### ABOUT THIS TASK
When you retype the data, keep every word exactly and include none of the pictures.

===

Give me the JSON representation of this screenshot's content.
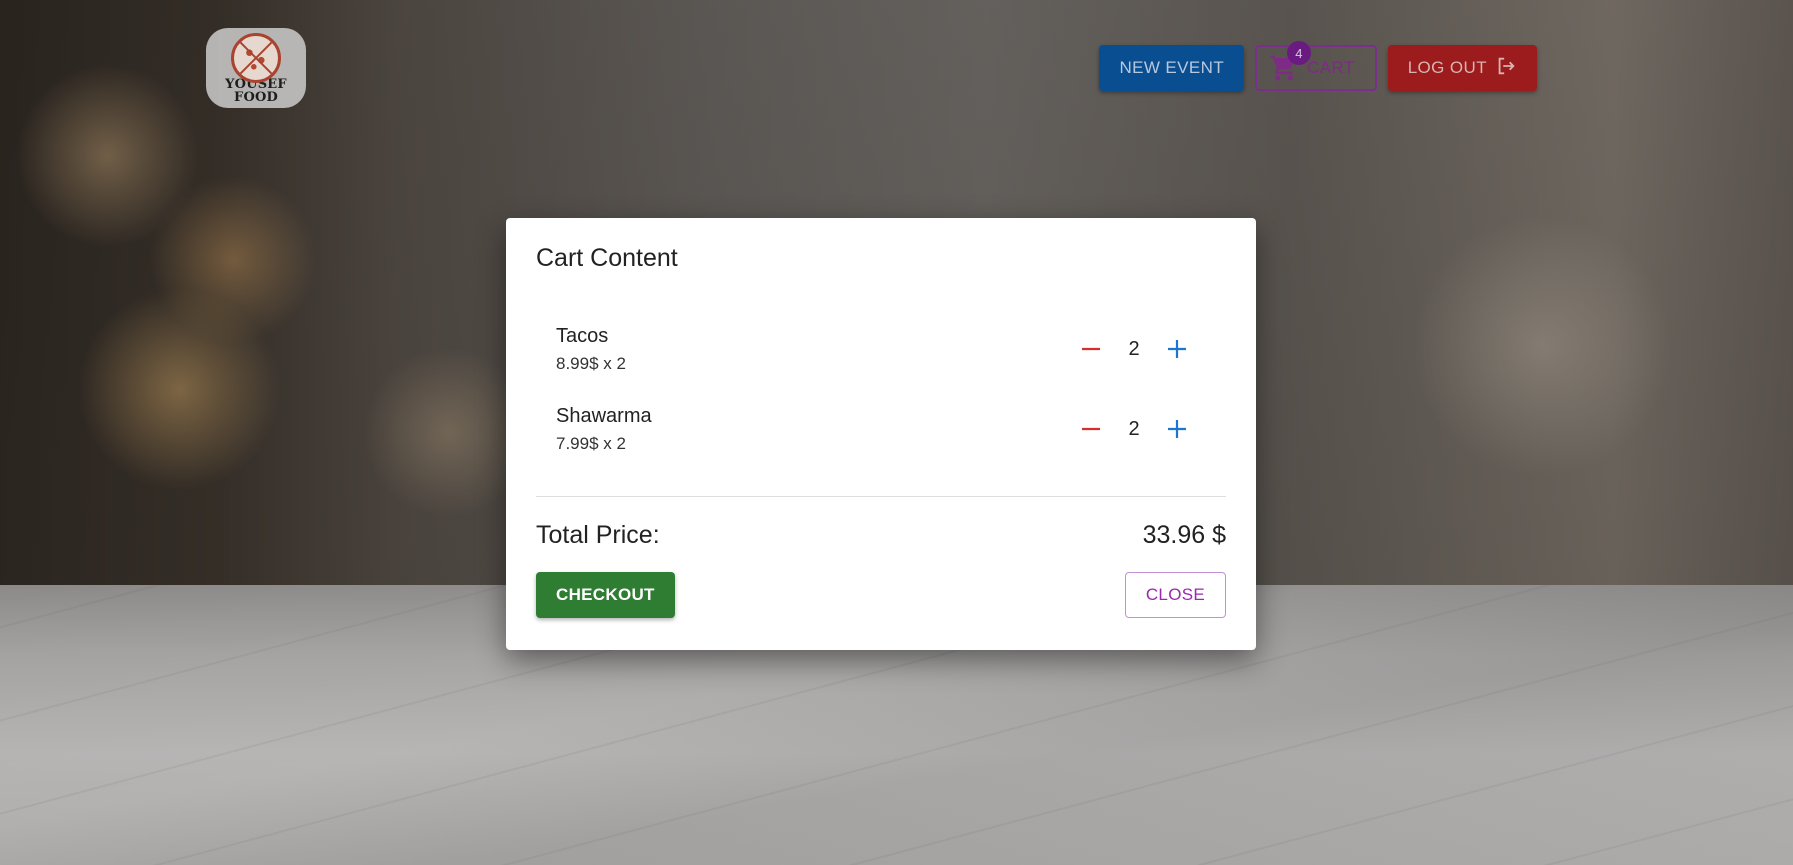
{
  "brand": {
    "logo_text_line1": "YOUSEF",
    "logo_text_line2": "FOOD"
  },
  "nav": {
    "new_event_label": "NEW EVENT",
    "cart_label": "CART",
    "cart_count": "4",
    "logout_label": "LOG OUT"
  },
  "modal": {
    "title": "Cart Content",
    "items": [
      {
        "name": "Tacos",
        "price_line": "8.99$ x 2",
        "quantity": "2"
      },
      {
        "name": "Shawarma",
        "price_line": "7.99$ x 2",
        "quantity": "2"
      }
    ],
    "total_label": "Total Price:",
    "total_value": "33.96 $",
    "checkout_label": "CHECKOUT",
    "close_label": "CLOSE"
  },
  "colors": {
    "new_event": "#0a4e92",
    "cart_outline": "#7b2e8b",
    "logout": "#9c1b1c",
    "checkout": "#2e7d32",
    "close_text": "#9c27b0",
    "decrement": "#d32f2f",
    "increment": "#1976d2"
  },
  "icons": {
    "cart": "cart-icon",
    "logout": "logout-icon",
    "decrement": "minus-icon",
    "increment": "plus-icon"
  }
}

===

### RESULT OF THIS EXERCISE
Give me the JSON representation of this screenshot's content.
{
  "brand": {
    "logo_text_line1": "YOUSEF",
    "logo_text_line2": "FOOD"
  },
  "nav": {
    "new_event_label": "NEW EVENT",
    "cart_label": "CART",
    "cart_count": "4",
    "logout_label": "LOG OUT"
  },
  "modal": {
    "title": "Cart Content",
    "items": [
      {
        "name": "Tacos",
        "price_line": "8.99$ x 2",
        "quantity": "2"
      },
      {
        "name": "Shawarma",
        "price_line": "7.99$ x 2",
        "quantity": "2"
      }
    ],
    "total_label": "Total Price:",
    "total_value": "33.96 $",
    "checkout_label": "CHECKOUT",
    "close_label": "CLOSE"
  },
  "colors": {
    "new_event": "#0a4e92",
    "cart_outline": "#7b2e8b",
    "logout": "#9c1b1c",
    "checkout": "#2e7d32",
    "close_text": "#9c27b0",
    "decrement": "#d32f2f",
    "increment": "#1976d2"
  },
  "icons": {
    "cart": "cart-icon",
    "logout": "logout-icon",
    "decrement": "minus-icon",
    "increment": "plus-icon"
  }
}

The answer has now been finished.